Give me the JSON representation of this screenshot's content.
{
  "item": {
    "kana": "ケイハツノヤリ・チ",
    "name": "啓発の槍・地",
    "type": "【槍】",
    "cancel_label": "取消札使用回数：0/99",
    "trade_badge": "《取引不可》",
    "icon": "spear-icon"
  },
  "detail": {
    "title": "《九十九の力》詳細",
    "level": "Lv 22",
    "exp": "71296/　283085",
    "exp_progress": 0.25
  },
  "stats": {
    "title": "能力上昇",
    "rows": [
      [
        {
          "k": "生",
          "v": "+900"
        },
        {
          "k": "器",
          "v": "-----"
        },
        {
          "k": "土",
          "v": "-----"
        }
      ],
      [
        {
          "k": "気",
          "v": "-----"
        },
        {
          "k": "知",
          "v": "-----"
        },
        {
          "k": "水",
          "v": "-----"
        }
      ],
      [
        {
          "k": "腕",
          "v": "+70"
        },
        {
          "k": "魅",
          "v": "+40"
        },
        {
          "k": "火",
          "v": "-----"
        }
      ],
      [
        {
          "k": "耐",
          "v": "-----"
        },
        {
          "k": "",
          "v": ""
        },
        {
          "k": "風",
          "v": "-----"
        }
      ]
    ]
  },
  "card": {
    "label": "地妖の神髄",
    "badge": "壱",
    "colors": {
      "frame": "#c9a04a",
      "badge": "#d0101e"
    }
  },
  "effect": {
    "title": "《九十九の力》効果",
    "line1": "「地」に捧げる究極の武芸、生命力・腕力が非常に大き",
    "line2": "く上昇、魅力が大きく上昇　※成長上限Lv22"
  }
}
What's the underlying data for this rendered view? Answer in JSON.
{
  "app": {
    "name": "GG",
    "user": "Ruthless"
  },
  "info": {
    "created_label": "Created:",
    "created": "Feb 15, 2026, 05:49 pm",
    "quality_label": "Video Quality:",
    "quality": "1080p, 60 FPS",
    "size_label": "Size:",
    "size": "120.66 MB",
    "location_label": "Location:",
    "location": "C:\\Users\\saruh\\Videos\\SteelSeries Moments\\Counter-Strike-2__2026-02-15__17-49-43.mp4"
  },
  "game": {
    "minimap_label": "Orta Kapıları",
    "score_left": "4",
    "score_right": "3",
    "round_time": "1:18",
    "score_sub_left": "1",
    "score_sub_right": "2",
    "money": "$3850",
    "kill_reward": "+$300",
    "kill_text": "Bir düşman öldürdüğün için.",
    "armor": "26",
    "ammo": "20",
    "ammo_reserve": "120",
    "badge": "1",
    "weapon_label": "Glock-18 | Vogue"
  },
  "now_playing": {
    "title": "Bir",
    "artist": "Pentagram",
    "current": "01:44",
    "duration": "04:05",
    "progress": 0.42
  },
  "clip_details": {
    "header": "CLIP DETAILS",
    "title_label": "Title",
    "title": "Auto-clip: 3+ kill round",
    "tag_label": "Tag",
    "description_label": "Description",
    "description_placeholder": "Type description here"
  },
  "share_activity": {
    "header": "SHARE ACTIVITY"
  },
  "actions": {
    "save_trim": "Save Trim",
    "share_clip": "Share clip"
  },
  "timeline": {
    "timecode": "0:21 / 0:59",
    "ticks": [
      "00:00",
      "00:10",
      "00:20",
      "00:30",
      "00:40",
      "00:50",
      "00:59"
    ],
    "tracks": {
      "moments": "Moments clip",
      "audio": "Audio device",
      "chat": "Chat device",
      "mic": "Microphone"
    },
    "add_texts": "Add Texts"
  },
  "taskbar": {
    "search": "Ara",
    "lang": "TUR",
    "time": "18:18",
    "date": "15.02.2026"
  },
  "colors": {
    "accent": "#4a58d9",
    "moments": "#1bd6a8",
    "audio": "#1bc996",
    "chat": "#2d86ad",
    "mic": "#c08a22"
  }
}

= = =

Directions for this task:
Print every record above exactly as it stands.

Task answer:
Give me the JSON representation of this screenshot's content.
{
  "item": {
    "kana": "ケイハツノヤリ・チ",
    "name": "啓発の槍・地",
    "type": "【槍】",
    "cancel_label": "取消札使用回数：0/99",
    "trade_badge": "《取引不可》",
    "icon": "spear-icon"
  },
  "detail": {
    "title": "《九十九の力》詳細",
    "level": "Lv 22",
    "exp": "71296/　283085",
    "exp_progress": 0.25
  },
  "stats": {
    "title": "能力上昇",
    "rows": [
      [
        {
          "k": "生",
          "v": "+900"
        },
        {
          "k": "器",
          "v": "-----"
        },
        {
          "k": "土",
          "v": "-----"
        }
      ],
      [
        {
          "k": "気",
          "v": "-----"
        },
        {
          "k": "知",
          "v": "-----"
        },
        {
          "k": "水",
          "v": "-----"
        }
      ],
      [
        {
          "k": "腕",
          "v": "+70"
        },
        {
          "k": "魅",
          "v": "+40"
        },
        {
          "k": "火",
          "v": "-----"
        }
      ],
      [
        {
          "k": "耐",
          "v": "-----"
        },
        {
          "k": "",
          "v": ""
        },
        {
          "k": "風",
          "v": "-----"
        }
      ]
    ]
  },
  "card": {
    "label": "地妖の神髄",
    "badge": "壱",
    "colors": {
      "frame": "#c9a04a",
      "badge": "#d0101e"
    }
  },
  "effect": {
    "title": "《九十九の力》効果",
    "line1": "「地」に捧げる究極の武芸、生命力・腕力が非常に大き",
    "line2": "く上昇、魅力が大きく上昇　※成長上限Lv22"
  }
}
What's the underlying data for this rendered view? Answer in JSON.
{
  "app": {
    "name": "GG",
    "user": "Ruthless"
  },
  "info": {
    "created_label": "Created:",
    "created": "Feb 15, 2026, 05:49 pm",
    "quality_label": "Video Quality:",
    "quality": "1080p, 60 FPS",
    "size_label": "Size:",
    "size": "120.66 MB",
    "location_label": "Location:",
    "location": "C:\\Users\\saruh\\Videos\\SteelSeries Moments\\Counter-Strike-2__2026-02-15__17-49-43.mp4"
  },
  "game": {
    "minimap_label": "Orta Kapıları",
    "score_left": "4",
    "score_right": "3",
    "round_time": "1:18",
    "score_sub_left": "1",
    "score_sub_right": "2",
    "money": "$3850",
    "kill_reward": "+$300",
    "kill_text": "Bir düşman öldürdüğün için.",
    "armor": "26",
    "ammo": "20",
    "ammo_reserve": "120",
    "badge": "1",
    "weapon_label": "Glock-18 | Vogue"
  },
  "now_playing": {
    "title": "Bir",
    "artist": "Pentagram",
    "current": "01:44",
    "duration": "04:05",
    "progress": 0.42
  },
  "clip_details": {
    "header": "CLIP DETAILS",
    "title_label": "Title",
    "title": "Auto-clip: 3+ kill round",
    "tag_label": "Tag",
    "description_label": "Description",
    "description_placeholder": "Type description here"
  },
  "share_activity": {
    "header": "SHARE ACTIVITY"
  },
  "actions": {
    "save_trim": "Save Trim",
    "share_clip": "Share clip"
  },
  "timeline": {
    "timecode": "0:21 / 0:59",
    "ticks": [
      "00:00",
      "00:10",
      "00:20",
      "00:30",
      "00:40",
      "00:50",
      "00:59"
    ],
    "tracks": {
      "moments": "Moments clip",
      "audio": "Audio device",
      "chat": "Chat device",
      "mic": "Microphone"
    },
    "add_texts": "Add Texts"
  },
  "taskbar": {
    "search": "Ara",
    "lang": "TUR",
    "time": "18:18",
    "date": "15.02.2026"
  },
  "colors": {
    "accent": "#4a58d9",
    "moments": "#1bd6a8",
    "audio": "#1bc996",
    "chat": "#2d86ad",
    "mic": "#c08a22"
  }
}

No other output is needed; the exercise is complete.